Soon she finds herself drawn unwillingly into the tumultuous London art world, populated by exiled Russian oligarchs, avaricious Sheikas, desperate auctioneers and unscrupulous dealers, all scheming to get their hands on her painting - a lost eighteenth-century masterpiece called 'The Improbability of Love'.
Delving into the painting's past, Annie will uncover not just an illustrious list of former owners, but some of the darkest secrets of European history - and in doing so she might just learn to open up to the possibility of falling in love again.
Published on 31 March 2016.
Published by: Bloomsbury Paperbacks
It's the midsummer ball at Oxford, and a group of men and women - friends since university days - have gathered under the stars. Included in this group is David Crimond, a genius and fervent Marxist.

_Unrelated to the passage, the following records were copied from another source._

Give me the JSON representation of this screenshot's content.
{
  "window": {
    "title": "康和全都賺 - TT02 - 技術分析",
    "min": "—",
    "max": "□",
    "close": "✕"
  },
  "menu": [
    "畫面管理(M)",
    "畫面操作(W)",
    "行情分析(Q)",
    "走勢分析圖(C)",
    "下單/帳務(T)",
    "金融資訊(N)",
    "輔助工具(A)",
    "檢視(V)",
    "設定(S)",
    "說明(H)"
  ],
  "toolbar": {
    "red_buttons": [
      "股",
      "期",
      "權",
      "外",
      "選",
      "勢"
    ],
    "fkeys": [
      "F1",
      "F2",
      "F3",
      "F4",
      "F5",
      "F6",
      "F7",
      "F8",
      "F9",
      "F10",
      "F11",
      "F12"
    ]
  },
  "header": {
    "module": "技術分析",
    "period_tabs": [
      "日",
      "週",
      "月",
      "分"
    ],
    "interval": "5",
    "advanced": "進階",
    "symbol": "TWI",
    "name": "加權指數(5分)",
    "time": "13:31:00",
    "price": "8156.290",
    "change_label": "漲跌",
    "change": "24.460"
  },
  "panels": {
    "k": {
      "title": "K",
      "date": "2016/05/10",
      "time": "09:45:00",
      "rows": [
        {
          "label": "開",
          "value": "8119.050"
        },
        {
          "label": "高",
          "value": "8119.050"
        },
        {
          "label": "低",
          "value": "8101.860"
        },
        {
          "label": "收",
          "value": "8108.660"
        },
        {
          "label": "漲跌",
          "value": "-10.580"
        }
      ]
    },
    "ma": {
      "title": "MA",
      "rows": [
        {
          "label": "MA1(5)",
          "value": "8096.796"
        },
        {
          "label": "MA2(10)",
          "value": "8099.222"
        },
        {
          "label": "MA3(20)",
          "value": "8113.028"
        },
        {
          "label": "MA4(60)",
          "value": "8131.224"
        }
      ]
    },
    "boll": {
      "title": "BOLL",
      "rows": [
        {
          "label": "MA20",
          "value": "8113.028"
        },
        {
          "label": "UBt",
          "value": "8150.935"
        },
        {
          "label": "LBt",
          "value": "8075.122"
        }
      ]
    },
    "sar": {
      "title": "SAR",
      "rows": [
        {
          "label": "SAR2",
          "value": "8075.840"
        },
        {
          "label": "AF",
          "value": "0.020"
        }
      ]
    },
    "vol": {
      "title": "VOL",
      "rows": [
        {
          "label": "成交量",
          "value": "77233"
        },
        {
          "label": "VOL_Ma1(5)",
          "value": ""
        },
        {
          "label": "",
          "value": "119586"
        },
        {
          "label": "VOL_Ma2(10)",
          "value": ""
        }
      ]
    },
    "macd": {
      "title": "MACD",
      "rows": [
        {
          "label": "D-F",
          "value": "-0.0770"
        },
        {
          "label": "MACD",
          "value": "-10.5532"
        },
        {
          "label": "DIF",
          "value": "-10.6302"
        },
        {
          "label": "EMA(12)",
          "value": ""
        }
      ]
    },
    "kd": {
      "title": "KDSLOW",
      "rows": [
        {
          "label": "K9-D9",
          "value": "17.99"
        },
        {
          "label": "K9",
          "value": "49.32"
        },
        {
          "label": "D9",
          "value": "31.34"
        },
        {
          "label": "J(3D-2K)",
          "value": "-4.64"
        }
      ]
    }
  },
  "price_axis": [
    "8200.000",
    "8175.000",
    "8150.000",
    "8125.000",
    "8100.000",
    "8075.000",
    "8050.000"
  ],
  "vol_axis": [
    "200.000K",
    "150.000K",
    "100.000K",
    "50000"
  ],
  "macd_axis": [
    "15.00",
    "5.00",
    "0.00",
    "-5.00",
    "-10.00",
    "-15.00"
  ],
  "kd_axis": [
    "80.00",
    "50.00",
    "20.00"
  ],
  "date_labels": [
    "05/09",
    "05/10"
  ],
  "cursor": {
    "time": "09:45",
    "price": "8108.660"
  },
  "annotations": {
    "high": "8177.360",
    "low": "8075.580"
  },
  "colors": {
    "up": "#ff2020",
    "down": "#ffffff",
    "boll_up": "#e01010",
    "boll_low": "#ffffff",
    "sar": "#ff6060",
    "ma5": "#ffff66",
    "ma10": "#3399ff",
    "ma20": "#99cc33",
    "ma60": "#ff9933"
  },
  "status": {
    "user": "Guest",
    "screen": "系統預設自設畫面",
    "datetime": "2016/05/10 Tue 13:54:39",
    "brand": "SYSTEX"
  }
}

Years earlier the friends had persuaded David to write a philosophical and political book on their behalf. But opinions and loyalties have changed, and on this summer evening the long-resting ghosts of the past come careering back into the present.
Published in 2003.
The Sea is John Banville's Man Booker prize-winning exploration of memory, childhood and loss.
When art historian Max Morden returns to the seaside village where he once spent a childhood holiday, he is both escaping from a recent loss and confronting a distant trauma. The Grace family had appeared that long-ago summer as if from another world.
Mr and Mrs Grace, with their worldly ease and candour, were unlike any adults he had met before. But it was his contemporaries, the Grace twins Myles and Chloe, who most fascinated Max. He grew to know them intricately, even intimately, and what ensued would haunt him for the rest of his years and shape everything that was to follow.
Published in 2008.
Drawing on history, literature, and his own experience of unrequited passion, Love is a thinly disguised picture of the author’s innermost feelings.
Stendahl’s obsession with Mathilde Viscontini Dembowski is at the heart of this book. For her part, she neither returned his love nor understood him. In an attempt to expain his feelings to her—and to exorcise his love—he dissects his passion.
Bringing together the conflicting sides of his nature, the deeply emotional and the coolly analytical, Stendhal constructed a work that is both acutely personal and universally applicable.
Published in 1975.